• Norman Kurland has been having an extremely interesting e-mail exchange with Dr. Max Weismann, head of the Center for the Study of the Great Ideas in Chicago. Co-founded by Dr. Weismann and the late Dr. Mortimer J. Adler, considered the premier American Aristotelian of the 20th century, the Center is concerned with the decay of moral philosophy in today's world, and thus has a certain congruency with CESJ's mission to advance the Just Third Way. The most recent exchanges have dealt with perceived differences in the approaches taken by Dr. Adler and Father William Ferree, S.M., Ph.D. (referred to at his death in 1985 as "America's greatest social philosopher") to the concept of "social justice." The discussion is a little esoteric for a blog, but we'll try to summarize it briefly . . . if possible. As a classic Aristotelian, Dr. Adler rejected the idea of a specific virtue called "social justice." Social justice, to him, was simply a redundant term for what Aristotle called "legal justice," legal justice describing the indirect effect that our personal acts of virtue have on the common good. Basing his analysis on the work of Pope Pius XI, Father Ferree disagreed. Social justice is a specific virtue, distinct from legal justice. Social justice acts directly, not indirectly, on the common good when individuals organize to restructure our institutions. To understand more of the discussion from CESJ's orientation, download the free copy of Father Ferree's Introduction to Social Justice, or you can wait for the new combined edition of Introduction to Social Justice and the transcript of Father Ferree's talks on social charity from 1966 that we expect to have ready in the next two to three months, or sooner, to be followed as soon as possible by The Act of Social Justice.
• As of this morning, we have had visitors from 26 different countries and 43 states and provinces in the United States and Canada to this blog over the past two months.
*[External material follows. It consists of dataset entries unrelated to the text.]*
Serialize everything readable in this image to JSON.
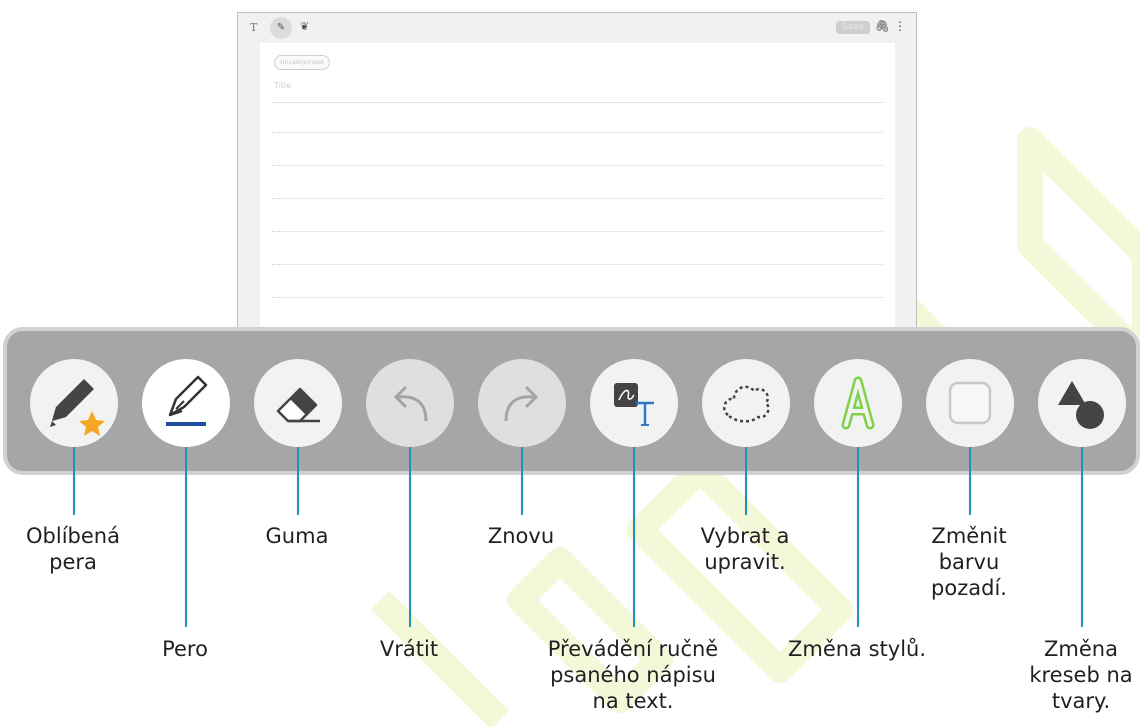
{
  "note": {
    "toolbar": {
      "text_mode_label": "T",
      "save_label": "Save"
    },
    "category_placeholder": "Uncategorised",
    "title_placeholder": "Title"
  },
  "colors": {
    "panel": "#a6a6a6",
    "panel_border": "#d1d1d1",
    "callout": "#1e93bd",
    "pen_underline": "#1f4e9c",
    "star": "#f6a623",
    "style_green": "#7fd14a",
    "watermark": "#f4f8d8"
  },
  "tools": [
    {
      "name": "Oblíbená pera",
      "icon": "favorite-pens-icon"
    },
    {
      "name": "Pero",
      "icon": "pen-icon"
    },
    {
      "name": "Guma",
      "icon": "eraser-icon"
    },
    {
      "name": "Vrátit",
      "icon": "undo-icon"
    },
    {
      "name": "Znovu",
      "icon": "redo-icon"
    },
    {
      "name": "Převádění ručně psaného nápisu na text.",
      "icon": "handwriting-to-text-icon"
    },
    {
      "name": "Vybrat a upravit.",
      "icon": "select-edit-icon"
    },
    {
      "name": "Změna stylů.",
      "icon": "change-style-icon"
    },
    {
      "name": "Změnit barvu pozadí.",
      "icon": "background-color-icon"
    },
    {
      "name": "Změna kreseb na tvary.",
      "icon": "shapes-icon"
    }
  ],
  "labels": {
    "favorite_pens": [
      "Oblíbená",
      "pera"
    ],
    "pen": [
      "Pero"
    ],
    "eraser": [
      "Guma"
    ],
    "undo": [
      "Vrátit"
    ],
    "redo": [
      "Znovu"
    ],
    "handwriting_to_text": [
      "Převádění ručně",
      "psaného nápisu",
      "na text."
    ],
    "select_edit": [
      "Vybrat a",
      "upravit."
    ],
    "change_style": [
      "Změna stylů."
    ],
    "background_color": [
      "Změnit",
      "barvu",
      "pozadí."
    ],
    "shapes": [
      "Změna",
      "kreseb na",
      "tvary."
    ]
  }
}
Over the same period we have experienced over 178% increase in total readership, according to the statistics counter of "Google Analytics."
Friday, February 6, 2009
News from the Network, Vol. 2, No. 6
Every time we turn around, it seems as if President Obama wants more money that doesn't exist to spend on something that won't work. The projected bill is now up to over $900 billion, apparently on the theory that if $800 billion was unpalatable, increase it to $850 billion, then $900 billion. A few hundred billion here, a few hundred billion there . . . pretty soon Mr. Obama might be talking about real money, instead of whatever inflationary purchasing power he can persuade the Federal Reserve to print . . . to the point where now even Fidel Castro, who formerly praised the new president as "intelligent and noble," is raising his eyebrows. There are, however, a few bright spots that give signs that something might start penetrating even into the hallowed halls of the U.S. Capitol (and capital).